Hotel by the River 강변 호텔 (Gangbyeon hotel) (2018) - South Korea
Reviewed by Andrew Chan (Film Critics Circle of Australia)
Chances are that director Hong Sang-soo, continues his auteur journey in “Hotel by the River”. Shot in black and white once again, Hong manages to eludes the norms of Korean society and provide a soul barring look at the core of humanity and the ultimate feeling of melancholy and moodiness that is often overshadowed by interactive character dialogues. By all means this is a sad film rather than uplifting as the main character of the story is obviously suffering internally and his will to live is often departed.
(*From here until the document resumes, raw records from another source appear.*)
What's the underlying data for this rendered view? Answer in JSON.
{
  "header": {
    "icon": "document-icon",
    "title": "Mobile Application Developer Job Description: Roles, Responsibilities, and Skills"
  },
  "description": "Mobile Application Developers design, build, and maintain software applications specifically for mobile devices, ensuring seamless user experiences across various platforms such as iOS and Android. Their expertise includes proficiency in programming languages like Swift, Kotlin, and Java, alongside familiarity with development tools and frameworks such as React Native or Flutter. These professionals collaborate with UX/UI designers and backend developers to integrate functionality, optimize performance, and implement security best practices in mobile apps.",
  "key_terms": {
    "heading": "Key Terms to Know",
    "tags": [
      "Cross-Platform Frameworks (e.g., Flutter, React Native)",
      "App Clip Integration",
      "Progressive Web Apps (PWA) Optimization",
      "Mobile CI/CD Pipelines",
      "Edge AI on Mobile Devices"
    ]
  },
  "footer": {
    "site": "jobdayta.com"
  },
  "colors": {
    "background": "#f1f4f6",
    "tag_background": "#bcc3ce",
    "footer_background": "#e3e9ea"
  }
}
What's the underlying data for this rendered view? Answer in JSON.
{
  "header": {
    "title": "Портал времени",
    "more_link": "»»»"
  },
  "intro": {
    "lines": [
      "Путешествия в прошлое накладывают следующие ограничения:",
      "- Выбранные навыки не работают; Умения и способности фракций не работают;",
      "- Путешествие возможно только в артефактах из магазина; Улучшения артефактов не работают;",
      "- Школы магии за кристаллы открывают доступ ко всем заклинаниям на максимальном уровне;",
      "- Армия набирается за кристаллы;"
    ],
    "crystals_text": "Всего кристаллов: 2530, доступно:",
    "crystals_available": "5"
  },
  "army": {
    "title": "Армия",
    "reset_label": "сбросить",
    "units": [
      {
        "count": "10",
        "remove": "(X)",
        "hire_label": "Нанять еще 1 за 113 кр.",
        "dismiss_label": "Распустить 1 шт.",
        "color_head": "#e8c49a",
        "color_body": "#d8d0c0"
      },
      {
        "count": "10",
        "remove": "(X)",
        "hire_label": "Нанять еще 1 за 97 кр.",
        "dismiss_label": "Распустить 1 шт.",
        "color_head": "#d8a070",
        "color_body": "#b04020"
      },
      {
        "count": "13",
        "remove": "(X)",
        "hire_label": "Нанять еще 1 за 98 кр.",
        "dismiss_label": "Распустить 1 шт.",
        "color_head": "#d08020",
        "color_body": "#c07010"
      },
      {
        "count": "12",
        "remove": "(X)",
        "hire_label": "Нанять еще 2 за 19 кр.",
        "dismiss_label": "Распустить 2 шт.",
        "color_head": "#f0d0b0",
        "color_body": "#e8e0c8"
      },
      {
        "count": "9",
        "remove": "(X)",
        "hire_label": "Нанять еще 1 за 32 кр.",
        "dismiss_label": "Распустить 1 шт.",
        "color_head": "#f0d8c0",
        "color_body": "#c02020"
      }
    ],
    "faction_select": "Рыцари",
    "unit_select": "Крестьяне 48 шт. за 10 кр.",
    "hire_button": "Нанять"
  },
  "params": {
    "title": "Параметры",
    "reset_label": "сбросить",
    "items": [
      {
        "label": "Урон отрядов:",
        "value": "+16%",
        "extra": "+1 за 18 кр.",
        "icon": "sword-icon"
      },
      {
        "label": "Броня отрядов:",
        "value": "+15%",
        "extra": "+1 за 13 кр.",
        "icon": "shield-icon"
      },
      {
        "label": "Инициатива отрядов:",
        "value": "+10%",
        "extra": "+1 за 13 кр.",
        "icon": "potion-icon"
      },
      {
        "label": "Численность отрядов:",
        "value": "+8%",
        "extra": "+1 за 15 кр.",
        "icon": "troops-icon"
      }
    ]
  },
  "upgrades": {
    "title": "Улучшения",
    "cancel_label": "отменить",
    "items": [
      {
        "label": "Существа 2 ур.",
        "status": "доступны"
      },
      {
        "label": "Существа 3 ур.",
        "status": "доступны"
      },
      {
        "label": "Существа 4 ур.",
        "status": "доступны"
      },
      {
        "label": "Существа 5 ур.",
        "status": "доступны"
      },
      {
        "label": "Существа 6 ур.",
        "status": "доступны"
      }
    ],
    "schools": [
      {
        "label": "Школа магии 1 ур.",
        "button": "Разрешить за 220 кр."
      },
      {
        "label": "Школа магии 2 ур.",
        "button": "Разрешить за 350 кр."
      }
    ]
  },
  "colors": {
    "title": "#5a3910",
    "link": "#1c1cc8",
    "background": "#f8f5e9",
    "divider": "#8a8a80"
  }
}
Veteran Ki Joo-bong plays the aging poet whose stay at the hotel is often combined with a moody look out the window and winter snow. It’s often unfortunate as Ki’s eyes are rather telling and the sparks are gone. His conversations with his two sons are emotional and the underlying distance between the relationship is most definitely seen and heart felt. What is most surprising is his outpouring of emotions and praise to two lovely strangers women struggling with their own problems. The two women are played by Hong’s long time muse Kim Min-hee and her best friend played by Song Seon-mi. Kim is outstanding once again as the observer, only this time she is still recovering from a recent break up.
All in all, “Hotel by the River” continues Hong’s life journey of films that depict the ups and downs with realistic effect. Meanwhile, we witness the usual interactions between characters at a cafe, hotel room and restaurant setting. If Hong is trying to go for a soul barring exercise, then by the end of the film, Hong makes sure we feel the pain, the daft of life itself.
I rated it 8/10